◆ TASK DETAILS
Write out the data exactly, keeping every line.

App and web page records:

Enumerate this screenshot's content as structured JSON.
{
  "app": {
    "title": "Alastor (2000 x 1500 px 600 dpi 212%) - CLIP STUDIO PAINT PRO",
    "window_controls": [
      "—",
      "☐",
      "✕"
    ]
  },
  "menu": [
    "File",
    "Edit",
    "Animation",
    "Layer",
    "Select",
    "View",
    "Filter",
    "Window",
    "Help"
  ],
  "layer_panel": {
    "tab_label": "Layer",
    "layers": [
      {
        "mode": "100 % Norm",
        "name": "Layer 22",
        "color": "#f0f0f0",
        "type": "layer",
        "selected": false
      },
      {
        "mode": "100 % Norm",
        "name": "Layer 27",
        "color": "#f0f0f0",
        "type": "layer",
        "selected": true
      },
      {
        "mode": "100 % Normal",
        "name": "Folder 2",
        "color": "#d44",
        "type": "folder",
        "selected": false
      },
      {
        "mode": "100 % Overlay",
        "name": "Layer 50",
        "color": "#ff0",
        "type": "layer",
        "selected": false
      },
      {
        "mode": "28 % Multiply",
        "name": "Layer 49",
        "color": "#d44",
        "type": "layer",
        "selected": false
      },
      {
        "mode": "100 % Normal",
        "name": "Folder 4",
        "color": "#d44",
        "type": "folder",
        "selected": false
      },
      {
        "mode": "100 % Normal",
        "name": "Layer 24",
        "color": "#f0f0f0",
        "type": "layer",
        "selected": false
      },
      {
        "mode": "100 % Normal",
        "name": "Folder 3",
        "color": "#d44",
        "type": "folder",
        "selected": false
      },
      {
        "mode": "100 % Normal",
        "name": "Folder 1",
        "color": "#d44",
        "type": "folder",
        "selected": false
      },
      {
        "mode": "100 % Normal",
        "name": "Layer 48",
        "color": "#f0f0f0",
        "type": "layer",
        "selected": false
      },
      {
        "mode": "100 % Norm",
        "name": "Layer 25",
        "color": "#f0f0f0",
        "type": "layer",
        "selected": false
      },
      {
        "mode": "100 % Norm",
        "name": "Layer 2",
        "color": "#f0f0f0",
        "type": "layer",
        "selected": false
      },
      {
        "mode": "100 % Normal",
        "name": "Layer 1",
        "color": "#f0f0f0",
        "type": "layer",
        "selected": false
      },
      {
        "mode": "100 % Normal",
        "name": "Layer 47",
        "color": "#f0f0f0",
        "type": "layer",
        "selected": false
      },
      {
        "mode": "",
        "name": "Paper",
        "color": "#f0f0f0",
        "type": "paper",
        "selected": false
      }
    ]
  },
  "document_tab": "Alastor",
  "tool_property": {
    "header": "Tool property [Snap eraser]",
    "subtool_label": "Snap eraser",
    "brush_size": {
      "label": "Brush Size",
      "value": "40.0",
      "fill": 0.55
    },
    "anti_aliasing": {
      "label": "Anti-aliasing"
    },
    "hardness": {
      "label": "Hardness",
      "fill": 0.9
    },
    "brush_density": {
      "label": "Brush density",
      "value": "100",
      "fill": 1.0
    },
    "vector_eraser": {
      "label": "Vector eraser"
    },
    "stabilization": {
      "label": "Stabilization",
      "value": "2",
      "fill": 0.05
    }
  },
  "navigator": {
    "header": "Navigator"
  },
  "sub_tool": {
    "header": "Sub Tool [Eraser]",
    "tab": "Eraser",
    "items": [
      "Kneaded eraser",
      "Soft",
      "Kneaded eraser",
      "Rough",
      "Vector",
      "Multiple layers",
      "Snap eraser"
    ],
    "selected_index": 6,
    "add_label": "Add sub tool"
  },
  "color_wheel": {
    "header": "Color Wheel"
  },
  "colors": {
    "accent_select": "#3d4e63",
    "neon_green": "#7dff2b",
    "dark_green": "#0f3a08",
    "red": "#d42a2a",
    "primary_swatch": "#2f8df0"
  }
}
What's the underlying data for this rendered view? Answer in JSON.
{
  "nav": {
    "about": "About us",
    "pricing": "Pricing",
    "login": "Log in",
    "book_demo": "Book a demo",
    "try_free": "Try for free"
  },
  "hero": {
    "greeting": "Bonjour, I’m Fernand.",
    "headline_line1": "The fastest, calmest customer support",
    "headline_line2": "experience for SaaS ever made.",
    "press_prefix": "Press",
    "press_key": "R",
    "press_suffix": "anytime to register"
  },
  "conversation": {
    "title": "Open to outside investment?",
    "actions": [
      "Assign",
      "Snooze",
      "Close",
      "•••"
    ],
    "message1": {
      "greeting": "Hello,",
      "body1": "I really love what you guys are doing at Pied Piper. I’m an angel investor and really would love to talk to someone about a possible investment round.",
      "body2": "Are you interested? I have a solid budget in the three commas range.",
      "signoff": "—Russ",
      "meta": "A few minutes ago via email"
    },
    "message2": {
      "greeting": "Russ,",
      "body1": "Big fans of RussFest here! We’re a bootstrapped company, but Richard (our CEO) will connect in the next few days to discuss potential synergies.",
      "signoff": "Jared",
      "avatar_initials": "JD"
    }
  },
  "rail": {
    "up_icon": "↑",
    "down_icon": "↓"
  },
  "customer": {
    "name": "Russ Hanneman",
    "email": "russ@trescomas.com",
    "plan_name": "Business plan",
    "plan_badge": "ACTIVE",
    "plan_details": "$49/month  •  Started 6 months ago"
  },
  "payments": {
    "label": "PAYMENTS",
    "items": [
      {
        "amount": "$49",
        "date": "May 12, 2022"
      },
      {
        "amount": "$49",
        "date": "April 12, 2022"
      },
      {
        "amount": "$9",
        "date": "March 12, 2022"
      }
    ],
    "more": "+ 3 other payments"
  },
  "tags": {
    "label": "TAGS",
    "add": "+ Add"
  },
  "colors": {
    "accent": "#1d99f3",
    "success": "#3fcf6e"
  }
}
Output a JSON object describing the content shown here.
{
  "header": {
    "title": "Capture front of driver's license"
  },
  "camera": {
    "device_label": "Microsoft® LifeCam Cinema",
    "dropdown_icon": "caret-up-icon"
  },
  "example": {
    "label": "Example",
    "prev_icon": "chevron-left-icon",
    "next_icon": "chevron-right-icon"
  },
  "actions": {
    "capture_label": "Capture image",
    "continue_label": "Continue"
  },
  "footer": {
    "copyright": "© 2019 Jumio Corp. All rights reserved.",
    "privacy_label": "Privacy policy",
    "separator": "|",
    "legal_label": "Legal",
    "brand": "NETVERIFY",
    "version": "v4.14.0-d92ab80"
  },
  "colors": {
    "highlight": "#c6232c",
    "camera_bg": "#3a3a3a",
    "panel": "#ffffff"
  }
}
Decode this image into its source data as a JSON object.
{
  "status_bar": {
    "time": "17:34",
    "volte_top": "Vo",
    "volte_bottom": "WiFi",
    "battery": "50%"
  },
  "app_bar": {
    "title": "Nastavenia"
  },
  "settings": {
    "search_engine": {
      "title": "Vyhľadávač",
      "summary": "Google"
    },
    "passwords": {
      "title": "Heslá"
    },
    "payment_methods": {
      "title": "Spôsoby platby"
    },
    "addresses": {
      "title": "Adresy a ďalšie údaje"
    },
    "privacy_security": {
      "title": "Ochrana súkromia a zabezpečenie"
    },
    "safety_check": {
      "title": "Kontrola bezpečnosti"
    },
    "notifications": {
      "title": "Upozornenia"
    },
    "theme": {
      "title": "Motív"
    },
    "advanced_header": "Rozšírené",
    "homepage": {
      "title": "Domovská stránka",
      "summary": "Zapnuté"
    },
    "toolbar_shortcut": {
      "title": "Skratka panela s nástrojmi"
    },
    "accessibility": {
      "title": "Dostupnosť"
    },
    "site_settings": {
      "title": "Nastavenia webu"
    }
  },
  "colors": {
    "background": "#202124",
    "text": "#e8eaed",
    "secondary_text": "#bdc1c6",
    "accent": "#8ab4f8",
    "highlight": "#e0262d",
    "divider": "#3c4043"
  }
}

◆ RESULT OF THIS EXERCISE
Enumerate this screenshot's content as structured JSON.
{
  "app": {
    "title": "Alastor (2000 x 1500 px 600 dpi 212%) - CLIP STUDIO PAINT PRO",
    "window_controls": [
      "—",
      "☐",
      "✕"
    ]
  },
  "menu": [
    "File",
    "Edit",
    "Animation",
    "Layer",
    "Select",
    "View",
    "Filter",
    "Window",
    "Help"
  ],
  "layer_panel": {
    "tab_label": "Layer",
    "layers": [
      {
        "mode": "100 % Norm",
        "name": "Layer 22",
        "color": "#f0f0f0",
        "type": "layer",
        "selected": false
      },
      {
        "mode": "100 % Norm",
        "name": "Layer 27",
        "color": "#f0f0f0",
        "type": "layer",
        "selected": true
      },
      {
        "mode": "100 % Normal",
        "name": "Folder 2",
        "color": "#d44",
        "type": "folder",
        "selected": false
      },
      {
        "mode": "100 % Overlay",
        "name": "Layer 50",
        "color": "#ff0",
        "type": "layer",
        "selected": false
      },
      {
        "mode": "28 % Multiply",
        "name": "Layer 49",
        "color": "#d44",
        "type": "layer",
        "selected": false
      },
      {
        "mode": "100 % Normal",
        "name": "Folder 4",
        "color": "#d44",
        "type": "folder",
        "selected": false
      },
      {
        "mode": "100 % Normal",
        "name": "Layer 24",
        "color": "#f0f0f0",
        "type": "layer",
        "selected": false
      },
      {
        "mode": "100 % Normal",
        "name": "Folder 3",
        "color": "#d44",
        "type": "folder",
        "selected": false
      },
      {
        "mode": "100 % Normal",
        "name": "Folder 1",
        "color": "#d44",
        "type": "folder",
        "selected": false
      },
      {
        "mode": "100 % Normal",
        "name": "Layer 48",
        "color": "#f0f0f0",
        "type": "layer",
        "selected": false
      },
      {
        "mode": "100 % Norm",
        "name": "Layer 25",
        "color": "#f0f0f0",
        "type": "layer",
        "selected": false
      },
      {
        "mode": "100 % Norm",
        "name": "Layer 2",
        "color": "#f0f0f0",
        "type": "layer",
        "selected": false
      },
      {
        "mode": "100 % Normal",
        "name": "Layer 1",
        "color": "#f0f0f0",
        "type": "layer",
        "selected": false
      },
      {
        "mode": "100 % Normal",
        "name": "Layer 47",
        "color": "#f0f0f0",
        "type": "layer",
        "selected": false
      },
      {
        "mode": "",
        "name": "Paper",
        "color": "#f0f0f0",
        "type": "paper",
        "selected": false
      }
    ]
  },
  "document_tab": "Alastor",
  "tool_property": {
    "header": "Tool property [Snap eraser]",
    "subtool_label": "Snap eraser",
    "brush_size": {
      "label": "Brush Size",
      "value": "40.0",
      "fill": 0.55
    },
    "anti_aliasing": {
      "label": "Anti-aliasing"
    },
    "hardness": {
      "label": "Hardness",
      "fill": 0.9
    },
    "brush_density": {
      "label": "Brush density",
      "value": "100",
      "fill": 1.0
    },
    "vector_eraser": {
      "label": "Vector eraser"
    },
    "stabilization": {
      "label": "Stabilization",
      "value": "2",
      "fill": 0.05
    }
  },
  "navigator": {
    "header": "Navigator"
  },
  "sub_tool": {
    "header": "Sub Tool [Eraser]",
    "tab": "Eraser",
    "items": [
      "Kneaded eraser",
      "Soft",
      "Kneaded eraser",
      "Rough",
      "Vector",
      "Multiple layers",
      "Snap eraser"
    ],
    "selected_index": 6,
    "add_label": "Add sub tool"
  },
  "color_wheel": {
    "header": "Color Wheel"
  },
  "colors": {
    "accent_select": "#3d4e63",
    "neon_green": "#7dff2b",
    "dark_green": "#0f3a08",
    "red": "#d42a2a",
    "primary_swatch": "#2f8df0"
  }
}
What's the underlying data for this rendered view? Answer in JSON.
{
  "nav": {
    "about": "About us",
    "pricing": "Pricing",
    "login": "Log in",
    "book_demo": "Book a demo",
    "try_free": "Try for free"
  },
  "hero": {
    "greeting": "Bonjour, I’m Fernand.",
    "headline_line1": "The fastest, calmest customer support",
    "headline_line2": "experience for SaaS ever made.",
    "press_prefix": "Press",
    "press_key": "R",
    "press_suffix": "anytime to register"
  },
  "conversation": {
    "title": "Open to outside investment?",
    "actions": [
      "Assign",
      "Snooze",
      "Close",
      "•••"
    ],
    "message1": {
      "greeting": "Hello,",
      "body1": "I really love what you guys are doing at Pied Piper. I’m an angel investor and really would love to talk to someone about a possible investment round.",
      "body2": "Are you interested? I have a solid budget in the three commas range.",
      "signoff": "—Russ",
      "meta": "A few minutes ago via email"
    },
    "message2": {
      "greeting": "Russ,",
      "body1": "Big fans of RussFest here! We’re a bootstrapped company, but Richard (our CEO) will connect in the next few days to discuss potential synergies.",
      "signoff": "Jared",
      "avatar_initials": "JD"
    }
  },
  "rail": {
    "up_icon": "↑",
    "down_icon": "↓"
  },
  "customer": {
    "name": "Russ Hanneman",
    "email": "russ@trescomas.com",
    "plan_name": "Business plan",
    "plan_badge": "ACTIVE",
    "plan_details": "$49/month  •  Started 6 months ago"
  },
  "payments": {
    "label": "PAYMENTS",
    "items": [
      {
        "amount": "$49",
        "date": "May 12, 2022"
      },
      {
        "amount": "$49",
        "date": "April 12, 2022"
      },
      {
        "amount": "$9",
        "date": "March 12, 2022"
      }
    ],
    "more": "+ 3 other payments"
  },
  "tags": {
    "label": "TAGS",
    "add": "+ Add"
  },
  "colors": {
    "accent": "#1d99f3",
    "success": "#3fcf6e"
  }
}
Output a JSON object describing the content shown here.
{
  "header": {
    "title": "Capture front of driver's license"
  },
  "camera": {
    "device_label": "Microsoft® LifeCam Cinema",
    "dropdown_icon": "caret-up-icon"
  },
  "example": {
    "label": "Example",
    "prev_icon": "chevron-left-icon",
    "next_icon": "chevron-right-icon"
  },
  "actions": {
    "capture_label": "Capture image",
    "continue_label": "Continue"
  },
  "footer": {
    "copyright": "© 2019 Jumio Corp. All rights reserved.",
    "privacy_label": "Privacy policy",
    "separator": "|",
    "legal_label": "Legal",
    "brand": "NETVERIFY",
    "version": "v4.14.0-d92ab80"
  },
  "colors": {
    "highlight": "#c6232c",
    "camera_bg": "#3a3a3a",
    "panel": "#ffffff"
  }
}
Decode this image into its source data as a JSON object.
{
  "status_bar": {
    "time": "17:34",
    "volte_top": "Vo",
    "volte_bottom": "WiFi",
    "battery": "50%"
  },
  "app_bar": {
    "title": "Nastavenia"
  },
  "settings": {
    "search_engine": {
      "title": "Vyhľadávač",
      "summary": "Google"
    },
    "passwords": {
      "title": "Heslá"
    },
    "payment_methods": {
      "title": "Spôsoby platby"
    },
    "addresses": {
      "title": "Adresy a ďalšie údaje"
    },
    "privacy_security": {
      "title": "Ochrana súkromia a zabezpečenie"
    },
    "safety_check": {
      "title": "Kontrola bezpečnosti"
    },
    "notifications": {
      "title": "Upozornenia"
    },
    "theme": {
      "title": "Motív"
    },
    "advanced_header": "Rozšírené",
    "homepage": {
      "title": "Domovská stránka",
      "summary": "Zapnuté"
    },
    "toolbar_shortcut": {
      "title": "Skratka panela s nástrojmi"
    },
    "accessibility": {
      "title": "Dostupnosť"
    },
    "site_settings": {
      "title": "Nastavenia webu"
    }
  },
  "colors": {
    "background": "#202124",
    "text": "#e8eaed",
    "secondary_text": "#bdc1c6",
    "accent": "#8ab4f8",
    "highlight": "#e0262d",
    "divider": "#3c4043"
  }
}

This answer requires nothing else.